• [Exercise goal]
Find every line in the listing below that includes the word "icon", then give only how many there are.

• [Extracted records]

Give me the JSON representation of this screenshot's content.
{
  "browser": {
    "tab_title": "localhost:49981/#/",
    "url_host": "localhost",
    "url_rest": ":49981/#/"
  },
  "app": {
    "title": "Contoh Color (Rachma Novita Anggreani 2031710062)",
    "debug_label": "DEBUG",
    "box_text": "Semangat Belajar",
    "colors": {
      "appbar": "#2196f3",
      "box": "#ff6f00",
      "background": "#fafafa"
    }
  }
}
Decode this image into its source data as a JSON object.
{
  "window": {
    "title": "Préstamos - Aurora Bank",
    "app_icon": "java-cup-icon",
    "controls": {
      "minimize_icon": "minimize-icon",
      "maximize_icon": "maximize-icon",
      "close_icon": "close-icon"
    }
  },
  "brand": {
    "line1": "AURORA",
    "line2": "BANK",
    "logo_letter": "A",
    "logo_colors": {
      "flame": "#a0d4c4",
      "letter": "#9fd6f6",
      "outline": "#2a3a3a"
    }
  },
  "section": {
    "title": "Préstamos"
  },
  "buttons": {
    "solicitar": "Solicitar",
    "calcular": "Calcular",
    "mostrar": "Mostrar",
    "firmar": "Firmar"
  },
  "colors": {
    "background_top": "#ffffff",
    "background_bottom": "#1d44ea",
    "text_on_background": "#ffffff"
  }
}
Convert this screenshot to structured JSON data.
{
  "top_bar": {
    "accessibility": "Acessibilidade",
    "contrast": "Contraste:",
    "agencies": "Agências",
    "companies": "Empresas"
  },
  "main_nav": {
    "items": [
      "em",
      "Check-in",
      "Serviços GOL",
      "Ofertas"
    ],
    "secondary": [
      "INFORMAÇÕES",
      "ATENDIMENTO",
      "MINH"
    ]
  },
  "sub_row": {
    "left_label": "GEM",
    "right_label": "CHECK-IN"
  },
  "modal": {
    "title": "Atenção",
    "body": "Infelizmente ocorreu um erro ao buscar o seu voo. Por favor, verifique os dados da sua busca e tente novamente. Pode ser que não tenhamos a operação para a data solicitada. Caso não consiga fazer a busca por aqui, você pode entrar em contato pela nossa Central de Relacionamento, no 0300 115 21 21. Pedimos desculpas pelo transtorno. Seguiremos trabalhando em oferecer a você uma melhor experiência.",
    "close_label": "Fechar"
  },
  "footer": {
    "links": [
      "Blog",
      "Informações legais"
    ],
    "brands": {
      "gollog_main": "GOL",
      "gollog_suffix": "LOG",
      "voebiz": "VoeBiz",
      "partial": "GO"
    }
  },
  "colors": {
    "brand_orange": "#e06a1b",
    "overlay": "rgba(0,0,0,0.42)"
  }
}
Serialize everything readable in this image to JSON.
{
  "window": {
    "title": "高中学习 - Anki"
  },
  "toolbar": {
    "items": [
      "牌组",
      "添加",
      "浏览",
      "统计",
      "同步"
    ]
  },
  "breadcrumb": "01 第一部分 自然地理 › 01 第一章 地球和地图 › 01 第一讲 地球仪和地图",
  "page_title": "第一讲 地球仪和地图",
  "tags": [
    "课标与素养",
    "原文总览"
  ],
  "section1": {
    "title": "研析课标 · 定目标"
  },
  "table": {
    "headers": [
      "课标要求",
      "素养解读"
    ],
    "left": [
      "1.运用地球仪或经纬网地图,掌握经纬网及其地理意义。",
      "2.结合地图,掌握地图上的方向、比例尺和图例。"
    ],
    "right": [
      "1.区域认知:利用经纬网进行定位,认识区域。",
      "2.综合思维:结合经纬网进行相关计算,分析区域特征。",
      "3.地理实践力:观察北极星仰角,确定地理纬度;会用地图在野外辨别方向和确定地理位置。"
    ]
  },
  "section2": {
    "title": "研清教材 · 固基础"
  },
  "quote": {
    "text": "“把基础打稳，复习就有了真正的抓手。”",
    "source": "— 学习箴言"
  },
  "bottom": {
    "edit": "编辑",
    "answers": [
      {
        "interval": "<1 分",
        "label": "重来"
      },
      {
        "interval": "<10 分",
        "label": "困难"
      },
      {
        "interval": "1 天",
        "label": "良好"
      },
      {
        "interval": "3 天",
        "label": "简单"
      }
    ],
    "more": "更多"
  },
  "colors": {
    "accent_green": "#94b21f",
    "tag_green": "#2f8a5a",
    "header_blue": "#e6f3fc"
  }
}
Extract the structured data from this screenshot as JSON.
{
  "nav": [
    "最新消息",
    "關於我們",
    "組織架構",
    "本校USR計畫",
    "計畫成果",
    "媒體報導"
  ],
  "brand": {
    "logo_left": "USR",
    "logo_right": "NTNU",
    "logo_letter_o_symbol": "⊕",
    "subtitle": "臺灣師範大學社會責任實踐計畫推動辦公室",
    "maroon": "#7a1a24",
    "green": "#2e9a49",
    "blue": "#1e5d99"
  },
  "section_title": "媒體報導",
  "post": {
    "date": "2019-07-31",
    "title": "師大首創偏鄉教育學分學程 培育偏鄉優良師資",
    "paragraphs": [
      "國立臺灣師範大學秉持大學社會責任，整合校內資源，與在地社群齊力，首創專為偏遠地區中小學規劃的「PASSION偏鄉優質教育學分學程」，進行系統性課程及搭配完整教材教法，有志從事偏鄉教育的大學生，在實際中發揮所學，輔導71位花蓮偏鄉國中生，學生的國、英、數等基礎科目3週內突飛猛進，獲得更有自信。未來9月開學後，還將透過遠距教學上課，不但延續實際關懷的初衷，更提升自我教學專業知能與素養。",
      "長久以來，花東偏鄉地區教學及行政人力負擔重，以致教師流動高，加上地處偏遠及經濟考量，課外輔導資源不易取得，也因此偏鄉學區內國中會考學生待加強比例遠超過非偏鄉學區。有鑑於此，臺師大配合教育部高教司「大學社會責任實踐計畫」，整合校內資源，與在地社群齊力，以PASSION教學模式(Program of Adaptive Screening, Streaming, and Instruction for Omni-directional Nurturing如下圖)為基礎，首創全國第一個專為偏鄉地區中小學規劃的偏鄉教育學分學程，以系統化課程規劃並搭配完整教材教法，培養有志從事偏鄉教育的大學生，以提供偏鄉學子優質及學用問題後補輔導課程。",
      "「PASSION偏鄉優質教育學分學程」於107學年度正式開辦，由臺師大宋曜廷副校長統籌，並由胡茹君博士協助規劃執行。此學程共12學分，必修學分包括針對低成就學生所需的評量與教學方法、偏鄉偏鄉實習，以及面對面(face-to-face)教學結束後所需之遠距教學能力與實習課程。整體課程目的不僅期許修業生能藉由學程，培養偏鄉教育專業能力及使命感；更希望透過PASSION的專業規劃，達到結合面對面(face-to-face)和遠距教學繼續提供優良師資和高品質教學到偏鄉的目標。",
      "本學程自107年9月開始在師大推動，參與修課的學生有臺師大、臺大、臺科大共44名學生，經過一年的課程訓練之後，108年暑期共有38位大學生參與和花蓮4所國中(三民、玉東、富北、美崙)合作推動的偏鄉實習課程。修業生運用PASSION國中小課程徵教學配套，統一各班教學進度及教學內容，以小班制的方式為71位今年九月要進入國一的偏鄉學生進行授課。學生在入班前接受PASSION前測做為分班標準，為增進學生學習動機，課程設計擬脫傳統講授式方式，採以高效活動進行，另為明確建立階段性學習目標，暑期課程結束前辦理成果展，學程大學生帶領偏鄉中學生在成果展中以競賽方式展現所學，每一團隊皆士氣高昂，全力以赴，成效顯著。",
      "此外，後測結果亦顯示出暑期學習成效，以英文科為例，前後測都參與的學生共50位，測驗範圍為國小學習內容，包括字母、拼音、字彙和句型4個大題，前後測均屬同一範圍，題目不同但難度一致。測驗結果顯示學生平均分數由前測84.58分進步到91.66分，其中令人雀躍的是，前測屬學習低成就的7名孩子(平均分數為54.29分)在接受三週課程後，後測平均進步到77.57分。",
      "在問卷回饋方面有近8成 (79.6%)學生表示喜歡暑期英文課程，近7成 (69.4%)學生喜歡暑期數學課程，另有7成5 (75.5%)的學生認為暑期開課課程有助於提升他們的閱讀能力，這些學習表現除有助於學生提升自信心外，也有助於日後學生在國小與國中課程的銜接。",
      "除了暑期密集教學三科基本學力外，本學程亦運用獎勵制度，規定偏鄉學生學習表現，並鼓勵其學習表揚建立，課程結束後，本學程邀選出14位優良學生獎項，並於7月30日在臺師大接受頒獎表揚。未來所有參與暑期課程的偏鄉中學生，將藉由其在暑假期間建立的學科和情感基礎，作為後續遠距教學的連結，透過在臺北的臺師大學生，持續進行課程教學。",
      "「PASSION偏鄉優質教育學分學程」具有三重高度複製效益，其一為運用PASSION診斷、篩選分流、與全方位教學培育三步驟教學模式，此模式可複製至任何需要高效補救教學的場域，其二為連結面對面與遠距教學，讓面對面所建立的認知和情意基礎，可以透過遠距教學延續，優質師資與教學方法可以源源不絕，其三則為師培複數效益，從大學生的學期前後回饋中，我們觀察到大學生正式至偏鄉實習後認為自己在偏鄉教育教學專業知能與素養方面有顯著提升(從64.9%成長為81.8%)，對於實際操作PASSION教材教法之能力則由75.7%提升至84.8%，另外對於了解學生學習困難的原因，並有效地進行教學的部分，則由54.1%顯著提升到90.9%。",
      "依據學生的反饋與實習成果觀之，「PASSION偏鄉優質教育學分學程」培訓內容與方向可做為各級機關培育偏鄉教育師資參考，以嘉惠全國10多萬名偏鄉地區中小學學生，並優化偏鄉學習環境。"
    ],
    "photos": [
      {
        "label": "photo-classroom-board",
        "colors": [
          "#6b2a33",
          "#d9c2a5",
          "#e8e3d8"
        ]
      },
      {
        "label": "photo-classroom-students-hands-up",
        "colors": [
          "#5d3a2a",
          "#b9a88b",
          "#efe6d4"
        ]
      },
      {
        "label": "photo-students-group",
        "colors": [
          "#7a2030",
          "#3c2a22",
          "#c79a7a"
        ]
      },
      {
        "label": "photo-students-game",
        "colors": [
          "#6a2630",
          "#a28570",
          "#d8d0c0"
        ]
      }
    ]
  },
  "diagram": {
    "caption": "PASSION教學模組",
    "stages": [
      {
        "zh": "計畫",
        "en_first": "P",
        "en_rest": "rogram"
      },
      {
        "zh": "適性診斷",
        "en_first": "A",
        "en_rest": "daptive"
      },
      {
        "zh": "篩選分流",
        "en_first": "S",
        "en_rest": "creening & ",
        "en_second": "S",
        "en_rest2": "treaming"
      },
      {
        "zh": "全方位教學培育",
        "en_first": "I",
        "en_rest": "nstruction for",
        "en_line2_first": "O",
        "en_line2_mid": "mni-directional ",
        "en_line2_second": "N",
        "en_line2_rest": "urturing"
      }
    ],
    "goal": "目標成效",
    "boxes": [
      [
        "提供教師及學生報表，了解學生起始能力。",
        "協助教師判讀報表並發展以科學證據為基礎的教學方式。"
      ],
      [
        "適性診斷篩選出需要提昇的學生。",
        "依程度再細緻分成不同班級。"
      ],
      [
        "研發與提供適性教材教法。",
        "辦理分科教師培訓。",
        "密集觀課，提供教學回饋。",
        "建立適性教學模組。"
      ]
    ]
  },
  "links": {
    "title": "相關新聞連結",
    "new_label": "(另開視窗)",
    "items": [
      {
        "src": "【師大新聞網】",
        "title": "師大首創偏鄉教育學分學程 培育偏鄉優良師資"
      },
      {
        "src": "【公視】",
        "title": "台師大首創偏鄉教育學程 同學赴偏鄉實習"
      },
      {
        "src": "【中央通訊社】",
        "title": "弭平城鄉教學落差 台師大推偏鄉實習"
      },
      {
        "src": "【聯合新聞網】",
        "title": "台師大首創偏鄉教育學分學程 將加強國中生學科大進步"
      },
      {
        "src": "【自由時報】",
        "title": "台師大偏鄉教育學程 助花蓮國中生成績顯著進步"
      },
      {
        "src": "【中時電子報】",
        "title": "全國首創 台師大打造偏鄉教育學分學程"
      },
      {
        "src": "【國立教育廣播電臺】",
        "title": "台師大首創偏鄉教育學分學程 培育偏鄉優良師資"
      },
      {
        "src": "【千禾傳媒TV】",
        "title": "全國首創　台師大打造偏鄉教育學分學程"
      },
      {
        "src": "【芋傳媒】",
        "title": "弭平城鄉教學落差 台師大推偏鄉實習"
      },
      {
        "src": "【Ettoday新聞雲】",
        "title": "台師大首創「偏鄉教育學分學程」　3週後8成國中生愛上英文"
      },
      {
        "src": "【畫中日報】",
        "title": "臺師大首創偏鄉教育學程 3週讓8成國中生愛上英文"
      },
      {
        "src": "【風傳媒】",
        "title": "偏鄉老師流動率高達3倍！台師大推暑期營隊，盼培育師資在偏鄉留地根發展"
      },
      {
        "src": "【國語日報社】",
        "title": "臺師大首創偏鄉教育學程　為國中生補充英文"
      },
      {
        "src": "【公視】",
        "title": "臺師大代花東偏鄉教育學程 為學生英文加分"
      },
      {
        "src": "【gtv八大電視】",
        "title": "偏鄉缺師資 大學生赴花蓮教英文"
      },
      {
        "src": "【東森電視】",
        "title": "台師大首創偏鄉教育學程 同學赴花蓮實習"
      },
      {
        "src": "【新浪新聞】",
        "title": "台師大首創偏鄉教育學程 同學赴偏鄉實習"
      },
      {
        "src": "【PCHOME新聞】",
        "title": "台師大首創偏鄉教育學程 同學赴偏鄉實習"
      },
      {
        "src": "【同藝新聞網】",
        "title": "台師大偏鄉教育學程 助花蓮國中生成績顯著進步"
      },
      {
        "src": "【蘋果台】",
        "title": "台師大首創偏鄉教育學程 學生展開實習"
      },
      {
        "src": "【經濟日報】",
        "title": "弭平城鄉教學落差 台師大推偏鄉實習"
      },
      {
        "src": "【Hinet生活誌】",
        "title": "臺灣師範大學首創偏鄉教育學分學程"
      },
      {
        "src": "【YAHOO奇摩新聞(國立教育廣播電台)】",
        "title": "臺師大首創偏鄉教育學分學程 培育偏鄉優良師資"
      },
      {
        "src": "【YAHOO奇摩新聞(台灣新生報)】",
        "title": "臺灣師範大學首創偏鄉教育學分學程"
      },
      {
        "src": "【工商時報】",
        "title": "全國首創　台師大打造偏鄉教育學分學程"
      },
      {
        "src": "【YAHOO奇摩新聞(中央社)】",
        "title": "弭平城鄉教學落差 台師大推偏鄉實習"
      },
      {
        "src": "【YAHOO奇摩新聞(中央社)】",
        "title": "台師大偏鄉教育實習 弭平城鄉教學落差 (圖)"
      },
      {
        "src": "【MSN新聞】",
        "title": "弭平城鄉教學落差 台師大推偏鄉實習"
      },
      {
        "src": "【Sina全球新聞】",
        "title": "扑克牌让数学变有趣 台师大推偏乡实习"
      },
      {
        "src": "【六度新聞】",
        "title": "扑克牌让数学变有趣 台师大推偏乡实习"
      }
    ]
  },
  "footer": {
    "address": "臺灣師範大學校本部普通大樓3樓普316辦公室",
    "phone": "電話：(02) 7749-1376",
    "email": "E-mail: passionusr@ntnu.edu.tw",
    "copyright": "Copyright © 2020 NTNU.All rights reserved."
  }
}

• [Task result]
4